[Data excerpts]
==============================

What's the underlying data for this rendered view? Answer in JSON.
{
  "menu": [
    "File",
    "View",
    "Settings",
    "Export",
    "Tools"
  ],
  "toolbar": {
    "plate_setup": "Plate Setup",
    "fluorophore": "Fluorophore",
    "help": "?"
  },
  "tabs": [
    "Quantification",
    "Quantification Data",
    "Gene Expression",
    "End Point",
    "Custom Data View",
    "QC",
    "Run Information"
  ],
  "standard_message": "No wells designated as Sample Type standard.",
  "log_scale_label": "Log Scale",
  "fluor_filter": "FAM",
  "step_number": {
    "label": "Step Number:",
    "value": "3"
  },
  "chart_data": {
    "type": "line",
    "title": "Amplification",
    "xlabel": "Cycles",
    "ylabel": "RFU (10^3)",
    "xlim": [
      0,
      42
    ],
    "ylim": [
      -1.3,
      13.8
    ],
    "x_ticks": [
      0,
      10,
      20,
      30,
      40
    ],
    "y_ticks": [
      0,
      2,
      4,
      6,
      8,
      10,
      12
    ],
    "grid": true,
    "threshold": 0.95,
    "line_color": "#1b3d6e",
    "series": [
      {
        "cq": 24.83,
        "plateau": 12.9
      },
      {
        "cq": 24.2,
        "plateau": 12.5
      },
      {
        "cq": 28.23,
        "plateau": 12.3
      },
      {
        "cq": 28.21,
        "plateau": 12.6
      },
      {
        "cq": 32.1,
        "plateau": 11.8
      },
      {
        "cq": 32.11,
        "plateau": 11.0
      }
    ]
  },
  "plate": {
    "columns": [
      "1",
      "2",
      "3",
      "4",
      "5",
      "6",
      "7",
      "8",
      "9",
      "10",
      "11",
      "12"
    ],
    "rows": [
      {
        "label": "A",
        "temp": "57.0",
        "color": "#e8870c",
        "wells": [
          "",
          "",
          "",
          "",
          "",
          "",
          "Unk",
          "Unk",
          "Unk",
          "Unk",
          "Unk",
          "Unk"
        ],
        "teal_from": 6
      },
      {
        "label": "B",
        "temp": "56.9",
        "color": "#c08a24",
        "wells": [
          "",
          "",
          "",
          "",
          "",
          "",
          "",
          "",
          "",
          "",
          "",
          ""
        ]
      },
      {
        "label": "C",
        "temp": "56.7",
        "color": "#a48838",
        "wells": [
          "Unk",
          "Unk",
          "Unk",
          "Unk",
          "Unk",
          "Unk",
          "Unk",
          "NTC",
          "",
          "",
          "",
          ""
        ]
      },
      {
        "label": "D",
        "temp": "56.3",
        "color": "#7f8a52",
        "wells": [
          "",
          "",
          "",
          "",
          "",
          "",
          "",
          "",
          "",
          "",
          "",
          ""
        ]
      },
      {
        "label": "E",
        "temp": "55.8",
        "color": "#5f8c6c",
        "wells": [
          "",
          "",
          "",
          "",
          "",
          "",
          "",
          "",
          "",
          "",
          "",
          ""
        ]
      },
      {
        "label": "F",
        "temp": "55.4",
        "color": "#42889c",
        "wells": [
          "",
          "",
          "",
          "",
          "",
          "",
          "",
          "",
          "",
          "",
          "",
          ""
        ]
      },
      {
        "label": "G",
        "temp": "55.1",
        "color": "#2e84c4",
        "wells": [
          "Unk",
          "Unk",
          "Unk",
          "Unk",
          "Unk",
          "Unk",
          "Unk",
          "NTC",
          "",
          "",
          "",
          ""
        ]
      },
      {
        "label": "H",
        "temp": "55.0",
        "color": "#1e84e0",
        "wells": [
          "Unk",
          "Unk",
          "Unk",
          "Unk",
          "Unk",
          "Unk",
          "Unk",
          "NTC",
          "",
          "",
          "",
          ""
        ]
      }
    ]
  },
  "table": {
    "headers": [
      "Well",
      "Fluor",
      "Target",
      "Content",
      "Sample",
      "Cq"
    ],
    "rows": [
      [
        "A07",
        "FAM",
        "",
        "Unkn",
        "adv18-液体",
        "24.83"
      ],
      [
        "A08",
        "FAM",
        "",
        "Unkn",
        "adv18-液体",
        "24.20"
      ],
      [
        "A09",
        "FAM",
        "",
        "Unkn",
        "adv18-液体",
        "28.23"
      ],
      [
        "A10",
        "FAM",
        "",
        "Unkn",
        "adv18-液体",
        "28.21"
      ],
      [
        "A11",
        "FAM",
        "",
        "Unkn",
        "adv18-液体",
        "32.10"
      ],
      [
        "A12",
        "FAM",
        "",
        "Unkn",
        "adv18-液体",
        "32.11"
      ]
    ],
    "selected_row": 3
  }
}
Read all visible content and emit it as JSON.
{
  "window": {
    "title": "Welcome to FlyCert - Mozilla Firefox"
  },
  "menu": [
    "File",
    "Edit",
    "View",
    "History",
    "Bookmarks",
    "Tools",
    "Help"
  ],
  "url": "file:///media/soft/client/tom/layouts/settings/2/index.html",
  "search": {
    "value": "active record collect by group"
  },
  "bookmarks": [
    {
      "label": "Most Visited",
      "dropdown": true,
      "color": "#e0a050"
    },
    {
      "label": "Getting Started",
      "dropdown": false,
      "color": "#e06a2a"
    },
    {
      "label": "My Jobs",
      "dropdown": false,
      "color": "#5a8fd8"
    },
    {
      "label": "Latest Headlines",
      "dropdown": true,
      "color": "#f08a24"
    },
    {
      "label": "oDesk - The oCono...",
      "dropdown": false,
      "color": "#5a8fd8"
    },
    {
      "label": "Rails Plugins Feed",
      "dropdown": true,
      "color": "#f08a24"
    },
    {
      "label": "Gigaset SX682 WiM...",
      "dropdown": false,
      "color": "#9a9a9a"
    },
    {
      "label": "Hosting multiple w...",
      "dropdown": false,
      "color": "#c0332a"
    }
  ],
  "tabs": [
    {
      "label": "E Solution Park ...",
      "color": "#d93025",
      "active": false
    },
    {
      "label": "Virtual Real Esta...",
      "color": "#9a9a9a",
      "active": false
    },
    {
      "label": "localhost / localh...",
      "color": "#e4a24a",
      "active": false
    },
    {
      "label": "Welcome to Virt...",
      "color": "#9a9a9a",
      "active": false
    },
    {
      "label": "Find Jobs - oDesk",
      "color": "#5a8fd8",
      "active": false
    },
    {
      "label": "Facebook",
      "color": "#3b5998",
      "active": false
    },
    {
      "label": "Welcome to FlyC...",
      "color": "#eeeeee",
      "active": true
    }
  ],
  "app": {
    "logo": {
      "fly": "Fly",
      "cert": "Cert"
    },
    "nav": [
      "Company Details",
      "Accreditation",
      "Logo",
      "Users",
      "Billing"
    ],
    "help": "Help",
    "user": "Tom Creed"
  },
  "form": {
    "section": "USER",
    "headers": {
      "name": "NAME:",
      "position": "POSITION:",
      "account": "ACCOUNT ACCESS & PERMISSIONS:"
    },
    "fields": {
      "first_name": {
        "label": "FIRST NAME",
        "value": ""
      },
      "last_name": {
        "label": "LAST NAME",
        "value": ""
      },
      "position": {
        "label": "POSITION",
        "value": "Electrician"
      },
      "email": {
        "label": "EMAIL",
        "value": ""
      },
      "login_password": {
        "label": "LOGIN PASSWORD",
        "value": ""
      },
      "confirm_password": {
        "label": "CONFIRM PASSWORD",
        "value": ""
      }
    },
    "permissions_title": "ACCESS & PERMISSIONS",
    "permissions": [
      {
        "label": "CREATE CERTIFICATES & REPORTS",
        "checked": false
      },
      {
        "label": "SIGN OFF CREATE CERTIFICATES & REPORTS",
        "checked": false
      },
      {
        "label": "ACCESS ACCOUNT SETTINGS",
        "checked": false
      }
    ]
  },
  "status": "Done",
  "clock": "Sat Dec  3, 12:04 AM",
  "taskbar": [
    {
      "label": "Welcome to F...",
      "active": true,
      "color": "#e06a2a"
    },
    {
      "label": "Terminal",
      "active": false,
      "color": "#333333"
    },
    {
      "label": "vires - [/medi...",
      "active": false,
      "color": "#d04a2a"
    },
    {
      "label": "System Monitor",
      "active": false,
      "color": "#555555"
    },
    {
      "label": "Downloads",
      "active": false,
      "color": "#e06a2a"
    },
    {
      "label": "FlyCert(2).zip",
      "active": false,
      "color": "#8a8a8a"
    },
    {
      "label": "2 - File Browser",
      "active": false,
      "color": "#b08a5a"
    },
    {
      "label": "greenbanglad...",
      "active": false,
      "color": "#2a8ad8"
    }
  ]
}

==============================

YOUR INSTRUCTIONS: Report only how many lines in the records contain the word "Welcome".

WRITTEN ANSWER: 4